When WebRSize determines that an image processing request can be served from the disk cache, it rewrites the request to the cache location so that IIS can map its unmanaged static file handler to serve the image. This is done as quickly and efficiently as possible, but it misses out on one performance advantage static images normally have.
Normally static images can be cached and served by the
http.sys kernel cache. Unfortunately, a couple of properties of processed image requests make
http.sys consider those requests ineligible for output caching. In our case, it is both the presence of a query string and the fact that the request URL is rewritten that cause it to be ineligible. In order to force those requests to be eligible for kernel caching, you must explicitly configure a
This sample policy ensures that any requests for .jpg files can be kernel-cached as long as the URL (including query string) matches. This will allow your processed images to be served with performance equal to that of static image files once they've been cached to disk.
<system.webServer> <caching> <profiles> <add extension=".jpg" kernelCachePolicy="CacheUntilChange" location="Any" /> </profiles> </caching> </system.webServer>
You can verify kernel caching is working for processed image requests with the
netsh http show cachestate command. The output looks something like this when items are cached:

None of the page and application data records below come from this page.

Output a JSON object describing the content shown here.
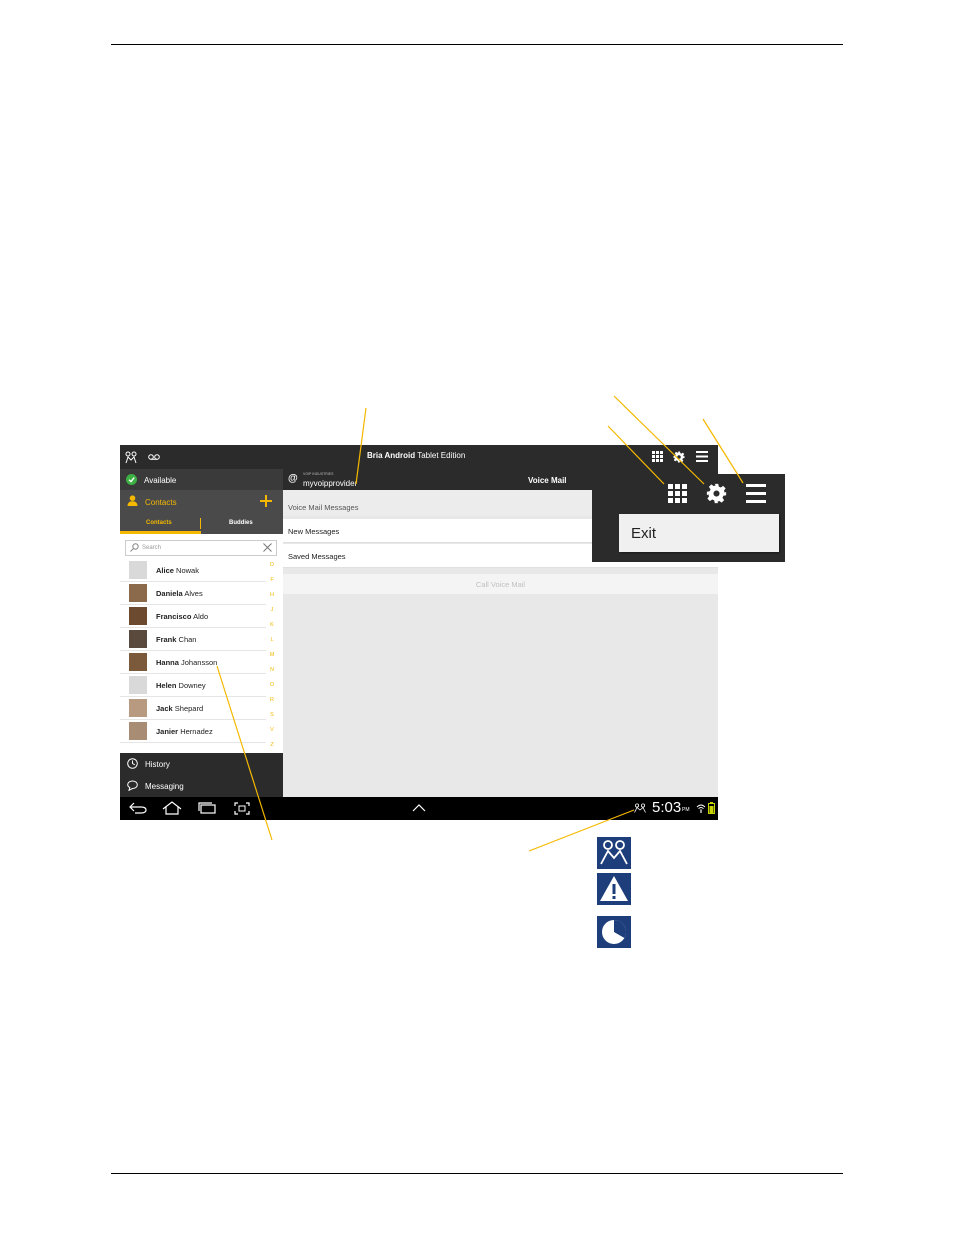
{
  "app": {
    "brand_bold": "Bria Android",
    "brand_rest": " Tablet Edition"
  },
  "left": {
    "status": "Available",
    "contacts_label": "Contacts",
    "tabs": [
      "Contacts",
      "Buddies"
    ],
    "search_placeholder": "Search",
    "contacts": [
      {
        "first": "Alice",
        "last": " Nowak"
      },
      {
        "first": "Daniela",
        "last": " Alves"
      },
      {
        "first": "Francisco",
        "last": " Aldo"
      },
      {
        "first": "Frank",
        "last": " Chan"
      },
      {
        "first": "Hanna",
        "last": " Johansson"
      },
      {
        "first": "Helen",
        "last": " Downey"
      },
      {
        "first": "Jack",
        "last": " Shepard"
      },
      {
        "first": "Janier",
        "last": " Hernadez"
      }
    ],
    "alpha_index": [
      "D",
      "F",
      "H",
      "J",
      "K",
      "L",
      "M",
      "N",
      "O",
      "R",
      "S",
      "V",
      "Z"
    ],
    "history_label": "History",
    "messaging_label": "Messaging"
  },
  "right": {
    "account_small": "VOIP INDUSTRIES",
    "account_name": "myvoipprovider",
    "panel_title": "Voice Mail",
    "section_header": "Voice Mail Messages",
    "items": [
      "New Messages",
      "Saved Messages"
    ],
    "call_voice_mail": "Call Voice Mail"
  },
  "system_bar": {
    "time": "5:03",
    "ampm": "PM"
  },
  "zoom_menu": {
    "exit_label": "Exit"
  },
  "colors": {
    "accent": "#f5b800",
    "dark_bar": "#2b2b2b",
    "legend_blue": "#1d3e7a",
    "callout": "#f5b800"
  },
  "icons": [
    "bria-logo-icon",
    "voicemail-icon",
    "dialpad-icon",
    "gear-icon",
    "menu-icon",
    "check-icon",
    "person-icon",
    "add-icon",
    "search-icon",
    "clear-icon",
    "clock-icon",
    "chat-icon",
    "back-icon",
    "home-icon",
    "recent-apps-icon",
    "screenshot-icon",
    "up-arrow-icon",
    "wifi-icon",
    "battery-icon",
    "presence-icon",
    "warning-icon",
    "pie-icon"
  ]
}
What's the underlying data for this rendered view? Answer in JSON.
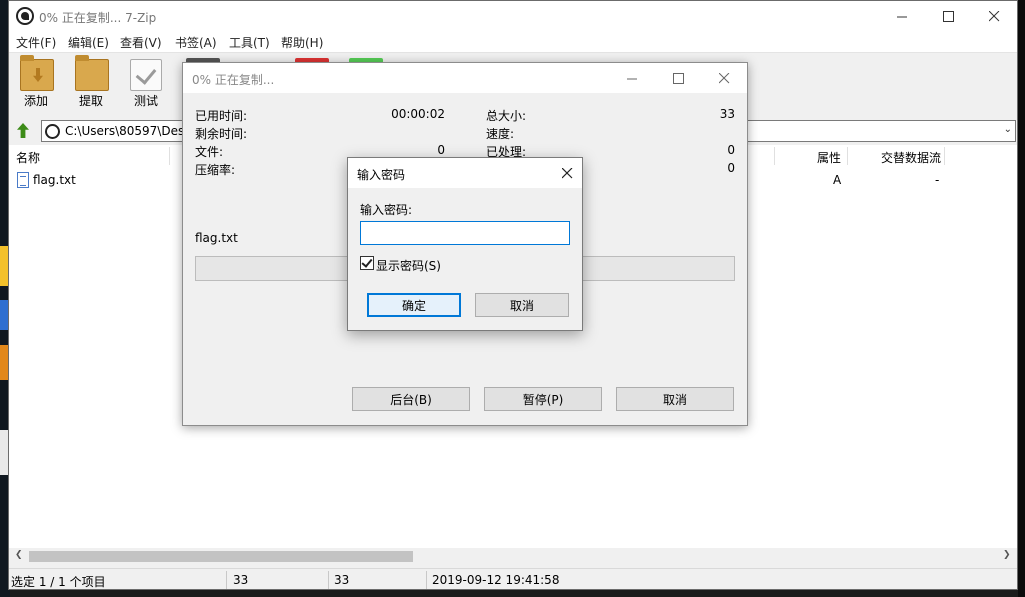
{
  "main_window": {
    "title": "0% 正在复制... 7-Zip",
    "menu": [
      "文件(F)",
      "编辑(E)",
      "查看(V)",
      "书签(A)",
      "工具(T)",
      "帮助(H)"
    ],
    "toolbar": {
      "add_label": "添加",
      "extract_label": "提取",
      "test_label": "测试"
    },
    "address": "C:\\Users\\80597\\Desk",
    "columns": {
      "name": "名称",
      "attributes": "属性",
      "alt_streams": "交替数据流"
    },
    "files": [
      {
        "name": "flag.txt",
        "attributes": "A",
        "alt_streams": "-"
      }
    ],
    "status": {
      "selection": "选定 1 / 1 个项目",
      "size": "33",
      "packed": "33",
      "modified": "2019-09-12 19:41:58"
    }
  },
  "progress_dialog": {
    "title": "0% 正在复制...",
    "elapsed_label": "已用时间:",
    "elapsed_value": "00:00:02",
    "remaining_label": "剩余时间:",
    "files_label": "文件:",
    "files_value": "0",
    "ratio_label": "压缩率:",
    "total_size_label": "总大小:",
    "total_size_value": "33",
    "speed_label": "速度:",
    "processed_label": "已处理:",
    "processed_value": "0",
    "packed_value": "0",
    "current_file": "flag.txt",
    "progress_fraction": 0,
    "background_button": "后台(B)",
    "pause_button": "暂停(P)",
    "cancel_button": "取消"
  },
  "password_dialog": {
    "title": "输入密码",
    "prompt_label": "输入密码:",
    "password_value": "",
    "show_password_label": "显示密码(S)",
    "show_password_checked": true,
    "ok_button": "确定",
    "cancel_button": "取消"
  },
  "colors": {
    "accent": "#0078d7",
    "progress": "#06b025",
    "folder": "#d9a84d"
  }
}
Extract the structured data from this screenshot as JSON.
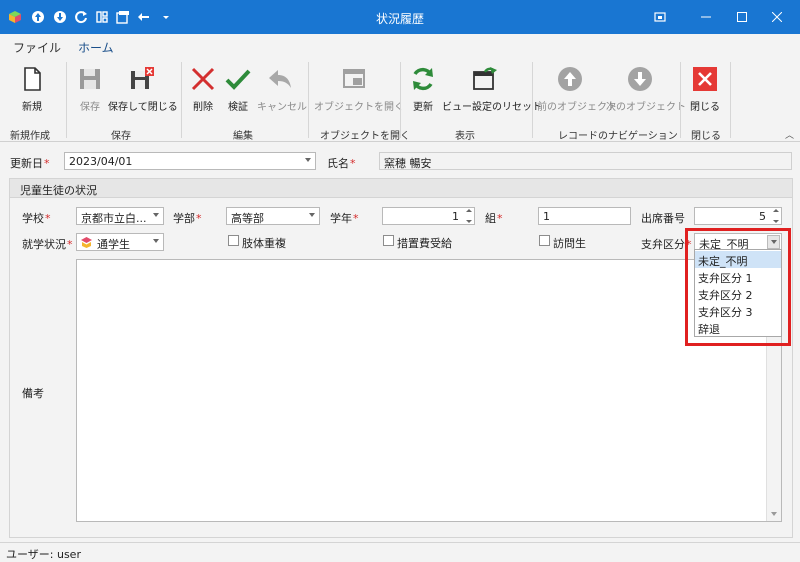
{
  "window": {
    "title": "状況履歴",
    "quick_access": [
      "app-logo-icon",
      "up-arrow-icon",
      "down-arrow-icon",
      "refresh-icon",
      "layout-icon",
      "save-layout-icon",
      "undo-icon",
      "dropdown-icon"
    ],
    "controls": [
      "restore-icon",
      "minimize-icon",
      "maximize-icon",
      "close-icon"
    ]
  },
  "ribbon": {
    "tabs": [
      {
        "label": "ファイル"
      },
      {
        "label": "ホーム"
      }
    ],
    "active_tab": "ホーム",
    "buttons": [
      {
        "label": "新規",
        "icon": "new-document-icon",
        "enabled": true
      },
      {
        "label": "保存",
        "icon": "save-icon",
        "enabled": false
      },
      {
        "label": "保存して閉じる",
        "icon": "save-close-icon",
        "enabled": true
      },
      {
        "label": "削除",
        "icon": "delete-icon",
        "enabled": true
      },
      {
        "label": "検証",
        "icon": "check-icon",
        "enabled": true
      },
      {
        "label": "キャンセル",
        "icon": "undo-icon",
        "enabled": false
      },
      {
        "label": "オブジェクトを開く",
        "icon": "window-icon",
        "enabled": false
      },
      {
        "label": "更新",
        "icon": "refresh-icon",
        "enabled": true
      },
      {
        "label": "ビュー設定のリセット",
        "icon": "reset-view-icon",
        "enabled": true
      },
      {
        "label": "前のオブジェクト",
        "icon": "up-circle-icon",
        "enabled": false
      },
      {
        "label": "次のオブジェクト",
        "icon": "down-circle-icon",
        "enabled": false
      },
      {
        "label": "閉じる",
        "icon": "close-x-icon",
        "enabled": true
      }
    ],
    "groups": [
      "新規作成",
      "保存",
      "編集",
      "オブジェクトを開く",
      "表示",
      "レコードのナビゲーション",
      "閉じる"
    ]
  },
  "form": {
    "update_date": {
      "label": "更新日",
      "value": "2023/04/01"
    },
    "name": {
      "label": "氏名",
      "value": "窯穂 暢安"
    },
    "group_title": "児童生徒の状況",
    "school": {
      "label": "学校",
      "value": "京都市立白..."
    },
    "department": {
      "label": "学部",
      "value": "高等部"
    },
    "grade": {
      "label": "学年",
      "value": "1"
    },
    "class": {
      "label": "組",
      "value": "1"
    },
    "attendance_no": {
      "label": "出席番号",
      "value": "5"
    },
    "enrollment": {
      "label": "就学状況",
      "value": "通学生"
    },
    "checkboxes": [
      {
        "label": "肢体重複",
        "checked": false
      },
      {
        "label": "措置費受給",
        "checked": false
      },
      {
        "label": "訪問生",
        "checked": false
      }
    ],
    "support_category": {
      "label": "支弁区分",
      "value": "未定_不明",
      "options": [
        "未定_不明",
        "支弁区分 1",
        "支弁区分 2",
        "支弁区分 3",
        "辞退"
      ],
      "selected_index": 0
    },
    "remarks": {
      "label": "備考",
      "value": ""
    }
  },
  "status": {
    "user": "ユーザー: user"
  },
  "colors": {
    "titlebar": "#1976d2",
    "required": "#d42a2a",
    "highlight": "#e02020",
    "selected": "#cfe3f7"
  }
}
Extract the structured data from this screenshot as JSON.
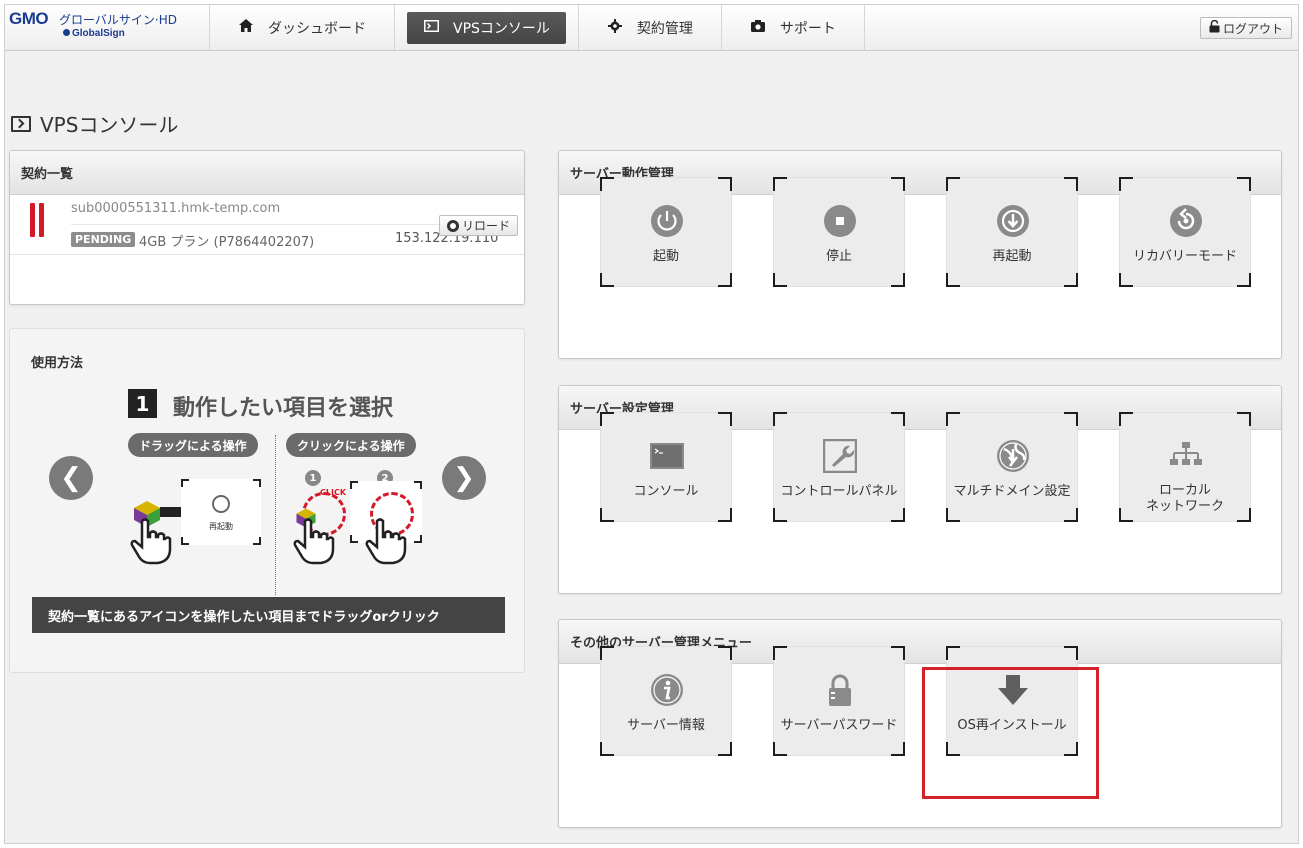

PS C:\> netsh http show cachestate Snapshot of HTTP response cache: -------------------------------- URL: http://localhost/images/test1.jpg?w=150&h=150&mode=max Status code: 200 HTTP verb: GET Cache policy type: User invalidates Creation time: 2015.5.4:23.9.11:0 Request queue name: webrsize Content type: image/jpeg Content encoding: (null) Headers length: 212 Content length: 21335 Hit count: 3 Force disconnect after serving: FALSE
There are several other restrictions that affect caching, so you may not see many (or any) responses cached, even if you have a policy configured. By default, a single URL has to be requested more than twice within a 10-second window to be considered cache-worthy, and the response must be smaller than 256KB.